In today’s job market, candidates have the upper hand when looking for a new position more often than not. You think you have identified a great candidate. You have interviewed them, vetted them, and made an offer, then they say “no”. This can be frustrating. You have done your diligence yet you don’t understand why candidates reject good offers.
Openview recently conducted a hiring survey in the B2B SaaS industry to find out more about hiring and recruitment trends. Their study uncovered three reasons top candidates decide against accepting an offer. Below are the top barriers and ways to proactively address them.
Your team was misaligned on the role and company vision
Executives have experience and know what types of red flags to look for when meeting with a new company. While they may be looking for a change of scenery and opportunities for growth, when they see “misalignment across the role and vision across interviewing teams”, they become concerned about the long-term vision for the organization. This was mentioned by nearly two-thirds of the respondents.
To ensure everyone is aligned prior to the search process, meet with all of the stakeholders prior to posting the role. Make sure everyone is on the same page when describing the role, the expectations, the company mission, etc…. Not only does it show the candidates that you’re culture is strong, it also streamlines the process, saving everyone time once the interviewing starts.
They didn’t have access to company data and financials
Candidates that are looking, actively or passively, are not suffering from a lack of options. They know they can be patient and find the right role for their needs. Again, these people are experienced and know what metrics to look for. Nearly three-quarters of respondents said they look at the company and financial metrics when evaluating a company. They are also going to consider product-market fit for early-stage companies as an example.

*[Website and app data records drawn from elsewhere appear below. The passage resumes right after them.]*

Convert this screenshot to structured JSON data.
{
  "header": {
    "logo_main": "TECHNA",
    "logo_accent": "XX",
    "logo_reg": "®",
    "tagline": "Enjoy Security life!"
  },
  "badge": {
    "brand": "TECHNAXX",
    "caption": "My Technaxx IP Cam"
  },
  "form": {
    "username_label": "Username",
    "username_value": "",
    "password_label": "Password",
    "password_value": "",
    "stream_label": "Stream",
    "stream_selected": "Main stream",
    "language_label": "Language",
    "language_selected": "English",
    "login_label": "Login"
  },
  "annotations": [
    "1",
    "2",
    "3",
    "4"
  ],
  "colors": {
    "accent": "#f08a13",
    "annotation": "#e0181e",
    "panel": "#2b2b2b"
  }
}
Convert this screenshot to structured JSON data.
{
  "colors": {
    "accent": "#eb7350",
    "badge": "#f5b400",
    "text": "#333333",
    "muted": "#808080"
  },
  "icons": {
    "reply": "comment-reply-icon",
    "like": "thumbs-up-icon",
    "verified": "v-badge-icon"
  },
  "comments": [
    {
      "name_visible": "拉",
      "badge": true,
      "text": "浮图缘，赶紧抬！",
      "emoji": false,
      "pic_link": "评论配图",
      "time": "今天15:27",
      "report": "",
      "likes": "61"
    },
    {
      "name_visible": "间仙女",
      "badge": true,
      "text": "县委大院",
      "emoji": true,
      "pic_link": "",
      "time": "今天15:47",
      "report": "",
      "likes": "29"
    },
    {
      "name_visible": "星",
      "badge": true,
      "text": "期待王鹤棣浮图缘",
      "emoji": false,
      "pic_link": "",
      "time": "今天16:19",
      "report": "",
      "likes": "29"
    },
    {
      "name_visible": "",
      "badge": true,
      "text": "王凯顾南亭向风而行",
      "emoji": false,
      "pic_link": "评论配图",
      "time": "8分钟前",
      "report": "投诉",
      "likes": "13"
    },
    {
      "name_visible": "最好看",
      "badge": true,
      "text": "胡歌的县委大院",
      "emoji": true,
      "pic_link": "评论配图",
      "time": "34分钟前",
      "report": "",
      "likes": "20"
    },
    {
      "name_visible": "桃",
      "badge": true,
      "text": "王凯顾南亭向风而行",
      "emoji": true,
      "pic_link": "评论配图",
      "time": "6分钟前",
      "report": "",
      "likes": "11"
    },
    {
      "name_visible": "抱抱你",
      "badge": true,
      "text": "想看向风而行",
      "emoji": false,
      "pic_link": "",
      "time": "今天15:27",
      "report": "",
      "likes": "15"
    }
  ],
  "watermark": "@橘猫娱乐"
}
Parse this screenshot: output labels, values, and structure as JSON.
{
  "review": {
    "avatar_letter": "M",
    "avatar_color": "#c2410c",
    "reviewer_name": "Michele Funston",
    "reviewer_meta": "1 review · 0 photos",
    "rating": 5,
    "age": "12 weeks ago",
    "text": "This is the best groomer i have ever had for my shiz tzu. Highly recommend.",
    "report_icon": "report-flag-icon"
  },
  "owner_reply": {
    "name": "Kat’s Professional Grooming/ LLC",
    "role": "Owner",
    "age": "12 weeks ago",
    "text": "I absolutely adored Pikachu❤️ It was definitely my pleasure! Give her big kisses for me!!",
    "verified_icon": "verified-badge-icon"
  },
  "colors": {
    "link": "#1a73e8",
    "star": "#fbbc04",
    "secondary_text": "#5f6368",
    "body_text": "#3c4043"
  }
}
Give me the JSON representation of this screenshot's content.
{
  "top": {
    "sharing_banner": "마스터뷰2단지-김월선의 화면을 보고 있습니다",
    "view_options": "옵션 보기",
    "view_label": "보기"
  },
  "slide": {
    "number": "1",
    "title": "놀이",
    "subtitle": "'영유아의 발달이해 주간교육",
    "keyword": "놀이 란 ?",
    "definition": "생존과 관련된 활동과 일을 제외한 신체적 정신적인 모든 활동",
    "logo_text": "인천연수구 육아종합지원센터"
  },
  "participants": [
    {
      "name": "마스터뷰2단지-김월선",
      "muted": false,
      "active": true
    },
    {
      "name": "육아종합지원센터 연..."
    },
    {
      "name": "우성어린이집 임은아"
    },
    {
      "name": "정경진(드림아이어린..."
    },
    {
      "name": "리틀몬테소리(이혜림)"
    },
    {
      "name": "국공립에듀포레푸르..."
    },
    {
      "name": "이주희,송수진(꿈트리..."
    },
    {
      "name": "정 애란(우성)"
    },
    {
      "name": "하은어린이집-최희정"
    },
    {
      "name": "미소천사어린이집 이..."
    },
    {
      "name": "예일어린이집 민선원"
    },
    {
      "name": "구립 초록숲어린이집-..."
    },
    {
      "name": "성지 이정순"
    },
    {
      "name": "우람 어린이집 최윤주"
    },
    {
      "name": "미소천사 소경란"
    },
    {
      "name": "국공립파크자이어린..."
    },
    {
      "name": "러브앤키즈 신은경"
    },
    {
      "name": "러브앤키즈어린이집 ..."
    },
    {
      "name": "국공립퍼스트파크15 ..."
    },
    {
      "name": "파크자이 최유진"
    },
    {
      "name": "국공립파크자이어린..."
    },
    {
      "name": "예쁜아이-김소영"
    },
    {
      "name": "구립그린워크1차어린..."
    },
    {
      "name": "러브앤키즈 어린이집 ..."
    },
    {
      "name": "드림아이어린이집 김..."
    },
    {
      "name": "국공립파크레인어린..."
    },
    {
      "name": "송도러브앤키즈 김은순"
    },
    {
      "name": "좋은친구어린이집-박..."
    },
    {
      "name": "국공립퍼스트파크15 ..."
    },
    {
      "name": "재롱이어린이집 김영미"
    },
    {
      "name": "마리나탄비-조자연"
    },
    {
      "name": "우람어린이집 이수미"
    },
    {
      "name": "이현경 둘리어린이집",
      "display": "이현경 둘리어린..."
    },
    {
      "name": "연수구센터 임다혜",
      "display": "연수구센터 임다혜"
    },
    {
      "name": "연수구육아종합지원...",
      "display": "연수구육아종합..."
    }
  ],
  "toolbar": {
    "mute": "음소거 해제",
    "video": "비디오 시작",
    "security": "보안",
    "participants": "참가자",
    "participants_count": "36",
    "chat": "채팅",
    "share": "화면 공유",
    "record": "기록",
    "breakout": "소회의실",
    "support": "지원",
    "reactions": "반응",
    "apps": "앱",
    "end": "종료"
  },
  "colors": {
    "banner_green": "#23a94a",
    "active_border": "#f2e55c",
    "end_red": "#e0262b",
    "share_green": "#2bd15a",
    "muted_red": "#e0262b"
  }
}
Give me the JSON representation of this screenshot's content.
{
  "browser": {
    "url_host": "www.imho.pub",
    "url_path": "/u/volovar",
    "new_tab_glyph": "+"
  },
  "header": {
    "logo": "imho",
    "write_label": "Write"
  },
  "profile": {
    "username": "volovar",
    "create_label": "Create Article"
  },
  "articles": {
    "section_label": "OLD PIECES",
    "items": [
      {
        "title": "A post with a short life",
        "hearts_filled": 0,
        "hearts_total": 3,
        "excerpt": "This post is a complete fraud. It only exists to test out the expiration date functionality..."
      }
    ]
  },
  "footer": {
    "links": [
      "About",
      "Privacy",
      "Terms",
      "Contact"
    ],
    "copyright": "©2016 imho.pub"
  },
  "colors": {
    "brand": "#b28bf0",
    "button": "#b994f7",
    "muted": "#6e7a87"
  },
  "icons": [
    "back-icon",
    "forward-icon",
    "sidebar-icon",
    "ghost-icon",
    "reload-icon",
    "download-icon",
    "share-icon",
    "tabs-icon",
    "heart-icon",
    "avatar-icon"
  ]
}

And if you don’t share financial information, they are going to assume that you’re not doing well. “This is why 63% of survey respondents listed “limited or no access to company data (i.e. revenue, growth rates, retention, etc.)” as a top red flag in the hiring process.” Instead of letting them think of the worst-case scenario, be open, honest, and as transparent as possible about your current situation. Use NDAs to protect privileged information. You want to know sooner rather than later if your candidate’s goals align with your needs.
They wanted a real and strong culture
Don’t treat your culture with lip service. It doesn’t take long for a new hire to realize whether your culture is strong or weak, and the cost of turnover for executives can reach seven figures quickly. Culture is critical to attracting the best candidates. Nearly half of respondents “rated ”strong company culture” as a top-quality they look for in the interview process, and they’re willing to do their research. 42% of respondents listed “researching company culture” as a major way they evaluate a role and company.”
And candidates aren’t going to take your word for it. They will use their own networks. 63% said that one of the most effective methods to determine if a role is worth leaving their current position is, “backchannel references about the company and leadership team”.
Be sure you’re talking about culture throughout the process with your candidates. Again, be open, honest, and authentic. And let them know if there are challenges you’re working through, they may be able to help with a fresh perspective. And the best way to use culture to your advantage is to proactively build and maintain a solid culture.
If you have questions or need help with your executive hiring, send us a note.